## WORK INSTRUCTIONS
Print out each entry below exactly, please.

Start of TASK INPUTS

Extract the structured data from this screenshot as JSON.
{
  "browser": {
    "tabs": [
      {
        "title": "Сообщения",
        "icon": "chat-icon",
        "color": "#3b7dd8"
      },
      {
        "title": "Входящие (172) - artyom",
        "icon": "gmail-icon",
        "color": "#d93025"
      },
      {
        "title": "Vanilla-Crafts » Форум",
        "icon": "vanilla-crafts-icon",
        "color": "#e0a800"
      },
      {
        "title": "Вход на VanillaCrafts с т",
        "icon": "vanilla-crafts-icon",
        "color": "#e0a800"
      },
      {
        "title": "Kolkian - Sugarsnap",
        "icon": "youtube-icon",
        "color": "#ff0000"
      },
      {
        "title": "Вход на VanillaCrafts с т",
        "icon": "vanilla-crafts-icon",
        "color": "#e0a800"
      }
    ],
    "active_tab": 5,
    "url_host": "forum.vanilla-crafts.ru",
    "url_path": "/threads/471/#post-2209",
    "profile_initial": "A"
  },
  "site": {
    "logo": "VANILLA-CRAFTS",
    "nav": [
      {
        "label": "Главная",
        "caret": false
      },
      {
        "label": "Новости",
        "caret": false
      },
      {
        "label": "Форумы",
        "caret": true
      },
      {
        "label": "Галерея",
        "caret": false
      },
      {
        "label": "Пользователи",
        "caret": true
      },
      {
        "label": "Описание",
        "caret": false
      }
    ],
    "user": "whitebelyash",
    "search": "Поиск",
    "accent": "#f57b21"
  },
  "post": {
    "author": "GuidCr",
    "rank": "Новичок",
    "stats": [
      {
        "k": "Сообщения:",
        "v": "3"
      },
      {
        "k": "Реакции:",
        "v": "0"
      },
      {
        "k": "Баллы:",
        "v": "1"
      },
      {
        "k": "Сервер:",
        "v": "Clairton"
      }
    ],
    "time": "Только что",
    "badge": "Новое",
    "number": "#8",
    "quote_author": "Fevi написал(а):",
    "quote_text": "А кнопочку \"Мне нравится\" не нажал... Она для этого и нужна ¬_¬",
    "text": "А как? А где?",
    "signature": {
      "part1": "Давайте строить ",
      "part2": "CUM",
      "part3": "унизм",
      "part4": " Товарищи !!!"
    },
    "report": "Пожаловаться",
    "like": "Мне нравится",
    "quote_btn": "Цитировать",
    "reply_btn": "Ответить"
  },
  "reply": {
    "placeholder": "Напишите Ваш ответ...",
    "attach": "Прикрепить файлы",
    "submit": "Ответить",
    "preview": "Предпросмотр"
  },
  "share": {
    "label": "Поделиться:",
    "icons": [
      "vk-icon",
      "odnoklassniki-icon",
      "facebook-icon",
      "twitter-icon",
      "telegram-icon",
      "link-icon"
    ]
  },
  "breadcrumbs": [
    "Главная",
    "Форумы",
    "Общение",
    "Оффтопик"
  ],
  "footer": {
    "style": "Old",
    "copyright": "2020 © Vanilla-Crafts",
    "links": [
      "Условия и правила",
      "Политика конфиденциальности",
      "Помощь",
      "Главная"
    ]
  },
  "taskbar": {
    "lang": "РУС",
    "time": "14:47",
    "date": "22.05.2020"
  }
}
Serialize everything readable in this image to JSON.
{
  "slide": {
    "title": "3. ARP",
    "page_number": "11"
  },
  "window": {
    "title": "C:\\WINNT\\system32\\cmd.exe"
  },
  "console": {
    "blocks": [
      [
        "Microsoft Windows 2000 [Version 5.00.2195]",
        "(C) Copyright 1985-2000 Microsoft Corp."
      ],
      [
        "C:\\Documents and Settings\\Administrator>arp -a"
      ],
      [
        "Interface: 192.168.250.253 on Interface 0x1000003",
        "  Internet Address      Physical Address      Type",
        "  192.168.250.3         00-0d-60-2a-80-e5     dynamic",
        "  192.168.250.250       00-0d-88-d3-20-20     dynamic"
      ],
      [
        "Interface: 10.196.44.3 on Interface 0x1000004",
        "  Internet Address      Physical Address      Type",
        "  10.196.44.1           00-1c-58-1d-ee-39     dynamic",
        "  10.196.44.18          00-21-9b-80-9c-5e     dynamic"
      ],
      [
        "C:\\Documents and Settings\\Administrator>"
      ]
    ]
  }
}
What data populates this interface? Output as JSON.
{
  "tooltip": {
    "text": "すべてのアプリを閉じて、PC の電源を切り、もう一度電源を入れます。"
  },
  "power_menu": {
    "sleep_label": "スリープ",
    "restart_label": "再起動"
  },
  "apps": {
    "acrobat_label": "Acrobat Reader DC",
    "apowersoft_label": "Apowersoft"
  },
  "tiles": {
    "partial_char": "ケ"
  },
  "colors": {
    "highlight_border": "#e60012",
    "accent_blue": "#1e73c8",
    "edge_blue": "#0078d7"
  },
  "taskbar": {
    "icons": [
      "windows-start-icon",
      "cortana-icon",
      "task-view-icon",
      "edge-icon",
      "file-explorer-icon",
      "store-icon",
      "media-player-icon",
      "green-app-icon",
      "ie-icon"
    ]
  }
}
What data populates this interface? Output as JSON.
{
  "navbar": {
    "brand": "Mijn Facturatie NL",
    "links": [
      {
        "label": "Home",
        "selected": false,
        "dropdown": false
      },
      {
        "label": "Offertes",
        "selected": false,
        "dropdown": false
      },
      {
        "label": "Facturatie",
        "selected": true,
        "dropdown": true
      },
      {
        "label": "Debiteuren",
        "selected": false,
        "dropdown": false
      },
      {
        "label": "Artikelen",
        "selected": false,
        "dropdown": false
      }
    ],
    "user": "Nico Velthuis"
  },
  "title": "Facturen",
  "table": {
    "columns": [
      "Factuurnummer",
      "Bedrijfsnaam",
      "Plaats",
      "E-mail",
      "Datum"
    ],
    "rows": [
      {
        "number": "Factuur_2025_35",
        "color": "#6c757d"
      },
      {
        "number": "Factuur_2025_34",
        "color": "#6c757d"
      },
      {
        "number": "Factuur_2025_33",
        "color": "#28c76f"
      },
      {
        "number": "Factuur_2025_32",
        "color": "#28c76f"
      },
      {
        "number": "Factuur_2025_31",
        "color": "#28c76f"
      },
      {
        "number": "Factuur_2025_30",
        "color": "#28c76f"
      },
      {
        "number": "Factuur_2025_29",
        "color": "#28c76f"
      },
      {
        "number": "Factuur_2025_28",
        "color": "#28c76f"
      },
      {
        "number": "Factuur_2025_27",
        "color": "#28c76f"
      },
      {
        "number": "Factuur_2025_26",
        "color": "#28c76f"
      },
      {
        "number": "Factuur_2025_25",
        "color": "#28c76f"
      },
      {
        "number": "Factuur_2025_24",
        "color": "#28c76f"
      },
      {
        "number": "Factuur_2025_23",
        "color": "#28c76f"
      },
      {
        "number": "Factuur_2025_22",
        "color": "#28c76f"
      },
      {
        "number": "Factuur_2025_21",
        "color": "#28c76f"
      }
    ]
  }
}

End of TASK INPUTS

## SOLUTION BELOW
Extract the structured data from this screenshot as JSON.
{
  "browser": {
    "tabs": [
      {
        "title": "Сообщения",
        "icon": "chat-icon",
        "color": "#3b7dd8"
      },
      {
        "title": "Входящие (172) - artyom",
        "icon": "gmail-icon",
        "color": "#d93025"
      },
      {
        "title": "Vanilla-Crafts » Форум",
        "icon": "vanilla-crafts-icon",
        "color": "#e0a800"
      },
      {
        "title": "Вход на VanillaCrafts с т",
        "icon": "vanilla-crafts-icon",
        "color": "#e0a800"
      },
      {
        "title": "Kolkian - Sugarsnap",
        "icon": "youtube-icon",
        "color": "#ff0000"
      },
      {
        "title": "Вход на VanillaCrafts с т",
        "icon": "vanilla-crafts-icon",
        "color": "#e0a800"
      }
    ],
    "active_tab": 5,
    "url_host": "forum.vanilla-crafts.ru",
    "url_path": "/threads/471/#post-2209",
    "profile_initial": "A"
  },
  "site": {
    "logo": "VANILLA-CRAFTS",
    "nav": [
      {
        "label": "Главная",
        "caret": false
      },
      {
        "label": "Новости",
        "caret": false
      },
      {
        "label": "Форумы",
        "caret": true
      },
      {
        "label": "Галерея",
        "caret": false
      },
      {
        "label": "Пользователи",
        "caret": true
      },
      {
        "label": "Описание",
        "caret": false
      }
    ],
    "user": "whitebelyash",
    "search": "Поиск",
    "accent": "#f57b21"
  },
  "post": {
    "author": "GuidCr",
    "rank": "Новичок",
    "stats": [
      {
        "k": "Сообщения:",
        "v": "3"
      },
      {
        "k": "Реакции:",
        "v": "0"
      },
      {
        "k": "Баллы:",
        "v": "1"
      },
      {
        "k": "Сервер:",
        "v": "Clairton"
      }
    ],
    "time": "Только что",
    "badge": "Новое",
    "number": "#8",
    "quote_author": "Fevi написал(а):",
    "quote_text": "А кнопочку \"Мне нравится\" не нажал... Она для этого и нужна ¬_¬",
    "text": "А как? А где?",
    "signature": {
      "part1": "Давайте строить ",
      "part2": "CUM",
      "part3": "унизм",
      "part4": " Товарищи !!!"
    },
    "report": "Пожаловаться",
    "like": "Мне нравится",
    "quote_btn": "Цитировать",
    "reply_btn": "Ответить"
  },
  "reply": {
    "placeholder": "Напишите Ваш ответ...",
    "attach": "Прикрепить файлы",
    "submit": "Ответить",
    "preview": "Предпросмотр"
  },
  "share": {
    "label": "Поделиться:",
    "icons": [
      "vk-icon",
      "odnoklassniki-icon",
      "facebook-icon",
      "twitter-icon",
      "telegram-icon",
      "link-icon"
    ]
  },
  "breadcrumbs": [
    "Главная",
    "Форумы",
    "Общение",
    "Оффтопик"
  ],
  "footer": {
    "style": "Old",
    "copyright": "2020 © Vanilla-Crafts",
    "links": [
      "Условия и правила",
      "Политика конфиденциальности",
      "Помощь",
      "Главная"
    ]
  },
  "taskbar": {
    "lang": "РУС",
    "time": "14:47",
    "date": "22.05.2020"
  }
}
Serialize everything readable in this image to JSON.
{
  "slide": {
    "title": "3. ARP",
    "page_number": "11"
  },
  "window": {
    "title": "C:\\WINNT\\system32\\cmd.exe"
  },
  "console": {
    "blocks": [
      [
        "Microsoft Windows 2000 [Version 5.00.2195]",
        "(C) Copyright 1985-2000 Microsoft Corp."
      ],
      [
        "C:\\Documents and Settings\\Administrator>arp -a"
      ],
      [
        "Interface: 192.168.250.253 on Interface 0x1000003",
        "  Internet Address      Physical Address      Type",
        "  192.168.250.3         00-0d-60-2a-80-e5     dynamic",
        "  192.168.250.250       00-0d-88-d3-20-20     dynamic"
      ],
      [
        "Interface: 10.196.44.3 on Interface 0x1000004",
        "  Internet Address      Physical Address      Type",
        "  10.196.44.1           00-1c-58-1d-ee-39     dynamic",
        "  10.196.44.18          00-21-9b-80-9c-5e     dynamic"
      ],
      [
        "C:\\Documents and Settings\\Administrator>"
      ]
    ]
  }
}
What data populates this interface? Output as JSON.
{
  "tooltip": {
    "text": "すべてのアプリを閉じて、PC の電源を切り、もう一度電源を入れます。"
  },
  "power_menu": {
    "sleep_label": "スリープ",
    "restart_label": "再起動"
  },
  "apps": {
    "acrobat_label": "Acrobat Reader DC",
    "apowersoft_label": "Apowersoft"
  },
  "tiles": {
    "partial_char": "ケ"
  },
  "colors": {
    "highlight_border": "#e60012",
    "accent_blue": "#1e73c8",
    "edge_blue": "#0078d7"
  },
  "taskbar": {
    "icons": [
      "windows-start-icon",
      "cortana-icon",
      "task-view-icon",
      "edge-icon",
      "file-explorer-icon",
      "store-icon",
      "media-player-icon",
      "green-app-icon",
      "ie-icon"
    ]
  }
}
What data populates this interface? Output as JSON.
{
  "navbar": {
    "brand": "Mijn Facturatie NL",
    "links": [
      {
        "label": "Home",
        "selected": false,
        "dropdown": false
      },
      {
        "label": "Offertes",
        "selected": false,
        "dropdown": false
      },
      {
        "label": "Facturatie",
        "selected": true,
        "dropdown": true
      },
      {
        "label": "Debiteuren",
        "selected": false,
        "dropdown": false
      },
      {
        "label": "Artikelen",
        "selected": false,
        "dropdown": false
      }
    ],
    "user": "Nico Velthuis"
  },
  "title": "Facturen",
  "table": {
    "columns": [
      "Factuurnummer",
      "Bedrijfsnaam",
      "Plaats",
      "E-mail",
      "Datum"
    ],
    "rows": [
      {
        "number": "Factuur_2025_35",
        "color": "#6c757d"
      },
      {
        "number": "Factuur_2025_34",
        "color": "#6c757d"
      },
      {
        "number": "Factuur_2025_33",
        "color": "#28c76f"
      },
      {
        "number": "Factuur_2025_32",
        "color": "#28c76f"
      },
      {
        "number": "Factuur_2025_31",
        "color": "#28c76f"
      },
      {
        "number": "Factuur_2025_30",
        "color": "#28c76f"
      },
      {
        "number": "Factuur_2025_29",
        "color": "#28c76f"
      },
      {
        "number": "Factuur_2025_28",
        "color": "#28c76f"
      },
      {
        "number": "Factuur_2025_27",
        "color": "#28c76f"
      },
      {
        "number": "Factuur_2025_26",
        "color": "#28c76f"
      },
      {
        "number": "Factuur_2025_25",
        "color": "#28c76f"
      },
      {
        "number": "Factuur_2025_24",
        "color": "#28c76f"
      },
      {
        "number": "Factuur_2025_23",
        "color": "#28c76f"
      },
      {
        "number": "Factuur_2025_22",
        "color": "#28c76f"
      },
      {
        "number": "Factuur_2025_21",
        "color": "#28c76f"
      }
    ]
  }
}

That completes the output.